*** Data extracts Section Begins ***

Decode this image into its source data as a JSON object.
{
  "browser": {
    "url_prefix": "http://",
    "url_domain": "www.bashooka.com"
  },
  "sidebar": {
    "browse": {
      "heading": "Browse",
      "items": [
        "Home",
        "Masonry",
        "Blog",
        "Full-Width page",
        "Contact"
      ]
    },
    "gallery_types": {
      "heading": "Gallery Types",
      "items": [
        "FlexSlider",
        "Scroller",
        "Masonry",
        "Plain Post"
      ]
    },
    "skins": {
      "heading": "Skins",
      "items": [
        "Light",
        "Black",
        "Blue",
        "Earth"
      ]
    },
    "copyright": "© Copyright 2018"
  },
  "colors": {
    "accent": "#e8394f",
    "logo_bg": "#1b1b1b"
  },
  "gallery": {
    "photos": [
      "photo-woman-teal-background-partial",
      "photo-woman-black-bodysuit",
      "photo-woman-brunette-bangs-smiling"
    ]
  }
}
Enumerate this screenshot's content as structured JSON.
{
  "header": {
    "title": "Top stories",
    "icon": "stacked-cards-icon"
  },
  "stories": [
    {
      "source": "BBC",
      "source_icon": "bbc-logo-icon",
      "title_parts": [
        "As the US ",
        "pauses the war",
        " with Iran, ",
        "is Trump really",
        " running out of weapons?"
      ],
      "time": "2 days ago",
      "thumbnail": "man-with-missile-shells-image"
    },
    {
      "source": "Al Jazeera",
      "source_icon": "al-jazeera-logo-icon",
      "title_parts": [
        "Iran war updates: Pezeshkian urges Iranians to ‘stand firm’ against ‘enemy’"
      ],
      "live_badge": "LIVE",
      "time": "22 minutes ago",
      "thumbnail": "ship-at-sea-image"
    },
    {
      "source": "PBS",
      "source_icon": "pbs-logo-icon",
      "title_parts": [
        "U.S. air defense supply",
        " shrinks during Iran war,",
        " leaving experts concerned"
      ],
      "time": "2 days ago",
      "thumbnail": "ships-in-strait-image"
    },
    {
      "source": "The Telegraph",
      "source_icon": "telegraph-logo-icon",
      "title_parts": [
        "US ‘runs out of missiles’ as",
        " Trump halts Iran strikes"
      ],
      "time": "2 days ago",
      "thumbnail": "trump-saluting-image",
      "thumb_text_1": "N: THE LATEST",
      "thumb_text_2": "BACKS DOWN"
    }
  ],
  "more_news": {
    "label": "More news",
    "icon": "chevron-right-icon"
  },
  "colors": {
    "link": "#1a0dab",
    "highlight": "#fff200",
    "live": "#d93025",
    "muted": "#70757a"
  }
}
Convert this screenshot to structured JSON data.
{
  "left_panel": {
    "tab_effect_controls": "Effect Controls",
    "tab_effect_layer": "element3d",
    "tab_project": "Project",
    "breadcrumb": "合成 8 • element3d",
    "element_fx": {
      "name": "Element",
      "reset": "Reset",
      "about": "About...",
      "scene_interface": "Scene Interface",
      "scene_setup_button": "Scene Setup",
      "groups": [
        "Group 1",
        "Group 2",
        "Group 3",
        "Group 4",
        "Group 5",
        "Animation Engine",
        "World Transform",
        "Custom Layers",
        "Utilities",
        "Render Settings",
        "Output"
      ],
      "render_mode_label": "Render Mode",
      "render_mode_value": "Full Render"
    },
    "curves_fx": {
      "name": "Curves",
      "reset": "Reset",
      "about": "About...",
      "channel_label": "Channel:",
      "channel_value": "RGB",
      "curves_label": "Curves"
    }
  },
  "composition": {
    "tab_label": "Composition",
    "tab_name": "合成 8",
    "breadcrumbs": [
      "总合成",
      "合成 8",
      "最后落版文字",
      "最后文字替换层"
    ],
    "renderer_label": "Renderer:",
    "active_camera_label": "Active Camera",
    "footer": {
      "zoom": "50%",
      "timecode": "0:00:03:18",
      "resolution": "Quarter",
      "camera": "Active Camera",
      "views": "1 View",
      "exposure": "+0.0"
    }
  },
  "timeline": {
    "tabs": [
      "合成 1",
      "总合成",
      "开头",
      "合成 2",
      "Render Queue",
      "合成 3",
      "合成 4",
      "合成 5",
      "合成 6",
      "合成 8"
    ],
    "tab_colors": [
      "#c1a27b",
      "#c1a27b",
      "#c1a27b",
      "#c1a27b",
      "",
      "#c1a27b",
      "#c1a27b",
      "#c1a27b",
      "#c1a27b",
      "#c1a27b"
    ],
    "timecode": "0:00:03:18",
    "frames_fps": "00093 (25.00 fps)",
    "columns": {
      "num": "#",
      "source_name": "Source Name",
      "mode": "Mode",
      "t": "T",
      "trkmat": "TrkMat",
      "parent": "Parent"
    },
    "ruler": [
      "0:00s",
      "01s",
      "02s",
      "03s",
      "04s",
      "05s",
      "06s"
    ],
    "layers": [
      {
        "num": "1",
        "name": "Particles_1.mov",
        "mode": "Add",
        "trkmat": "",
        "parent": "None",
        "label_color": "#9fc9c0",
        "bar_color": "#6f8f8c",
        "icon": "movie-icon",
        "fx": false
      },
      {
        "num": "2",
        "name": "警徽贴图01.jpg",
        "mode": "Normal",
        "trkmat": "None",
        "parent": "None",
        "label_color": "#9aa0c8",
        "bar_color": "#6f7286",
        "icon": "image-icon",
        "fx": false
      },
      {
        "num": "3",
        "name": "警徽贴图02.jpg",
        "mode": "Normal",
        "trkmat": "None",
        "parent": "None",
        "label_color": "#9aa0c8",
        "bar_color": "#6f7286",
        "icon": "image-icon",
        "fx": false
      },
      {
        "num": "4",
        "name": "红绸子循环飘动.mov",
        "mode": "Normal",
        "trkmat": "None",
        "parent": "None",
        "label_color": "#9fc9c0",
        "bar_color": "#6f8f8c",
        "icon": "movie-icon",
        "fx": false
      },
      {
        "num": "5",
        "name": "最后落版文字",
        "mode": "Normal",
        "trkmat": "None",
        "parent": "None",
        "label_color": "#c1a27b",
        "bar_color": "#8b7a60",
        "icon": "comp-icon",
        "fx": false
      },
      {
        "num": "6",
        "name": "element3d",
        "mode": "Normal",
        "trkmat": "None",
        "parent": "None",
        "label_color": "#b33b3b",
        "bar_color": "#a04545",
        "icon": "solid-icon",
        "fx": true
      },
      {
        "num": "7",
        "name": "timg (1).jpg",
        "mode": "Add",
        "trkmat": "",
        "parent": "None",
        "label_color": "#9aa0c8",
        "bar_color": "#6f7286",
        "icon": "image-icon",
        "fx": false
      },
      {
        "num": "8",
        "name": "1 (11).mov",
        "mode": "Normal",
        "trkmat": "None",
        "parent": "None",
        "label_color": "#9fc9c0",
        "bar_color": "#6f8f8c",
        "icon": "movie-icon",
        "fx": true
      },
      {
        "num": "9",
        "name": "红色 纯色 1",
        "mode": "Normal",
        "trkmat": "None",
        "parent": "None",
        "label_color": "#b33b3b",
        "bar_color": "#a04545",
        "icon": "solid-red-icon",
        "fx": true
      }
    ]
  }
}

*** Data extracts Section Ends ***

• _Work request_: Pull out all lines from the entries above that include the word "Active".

• _Task output_:
    "active_camera_label": "Active Camera",
      "camera": "Active Camera",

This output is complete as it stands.